Negativland poses some intriguing questions with all of this. Who owns the record purchased in the record shop? Who owns the sounds on the album, and is there any room for institutional critique of the record industry, and music culture in general via appropriation, mash-up, or detournement? And most importantly of all, what is considered legally fair use of the recordings intended for mass consumption?

But there are other pieces of the puzzle missing with all of these questions; at what point does the art leave the artist’s control and become fair game? Are the sound vibrations pressed into vinyl “loaned” to us for a fee? Or is the vinyl record “ours” to do with as we please-up to and including mashup, appropriation, et cetera? And finally, where, physically, on the record itself, do these legal and artistic grey areas end or begin?

The DeadWax Project addresses these question by appropriating the same release by the band U2 as Negativland did. U2’s The Joshua Tree is the source of the song lampooned by Negativland, “I Still Haven’t Found What I’m Looking For”. But for the purpose of the DeadWax Project, there is no appropriation of the actual music found on this album.

Instead, the needle drops on The Joshua Tree (and several other albums by U2 including October, and Wide Awake In America) ONLY on the dead wax on the record-the spaces at the beginning of the record before the music begins, in between the songs, at the blank spot at the end (known as the runout) near the center label, and even on the center label itself.

The crackles, clicks, pops, flaws, warps and other audible sounds in these spaces has been amplified, manipulated, remixed, and repurposed to create sonic landscapes that ask the question, “Does U2 or its’ record label own these things in addition to the actual created content?”

If there is no copyright law broken by appropriating the SILENCES on this record that no microphone has listened to, at what point would lawsuit-friendly copyright infringement begin that is not ultimately considered fair use for parody, commentary, news reporting, etc.?

The DeadWax Project is an investigation of these concepts, questions, and sonic manipulations.
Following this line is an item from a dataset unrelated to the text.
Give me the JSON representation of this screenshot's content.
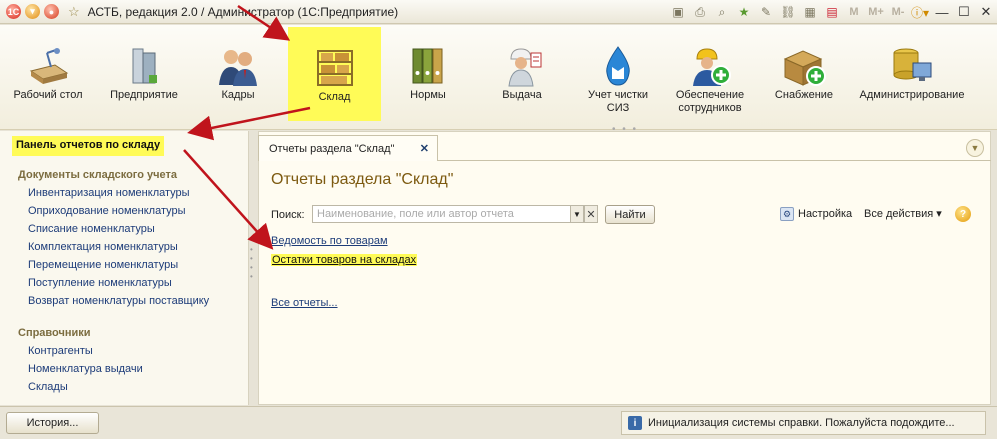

Sound art, abstract photography, and video for this project forthcoming…

StudioLab Sound Art Series

Joe-Wallace-Turntabling-Rare-RecordsStudioLab has its roots in sound-one of the earliest versions of the art space itself was rooted in recording and sound installations.

StudioLab returns to its sound-based roots with a series of sound art projects that include appropriation of old vinyl records, found sound, field recording, and other manipulation of audio.

The first of these projects is in progress, and we’ll provide samples soon…as well as an artist statement for this series and some other musings.

The StudioLab philosophy with sound art includes the idea that sound artists have an added challenge when it comes to their work-sound is all around us every day, and it can be difficult to create art that feels different and new, removed from the soundscapes that surround us all day, every day.

One notion being studied and investigated in this work includes the following idea: as a painter I have enjoyed the luxury of making work that is easier to show as a unique object. People don’t encounter paintings all day, every day. Is it harder to entice an audience using raw materials that we experience from the moment we wake to the moment we fall asleep?

More details are coming.

Artwork, sound design, and video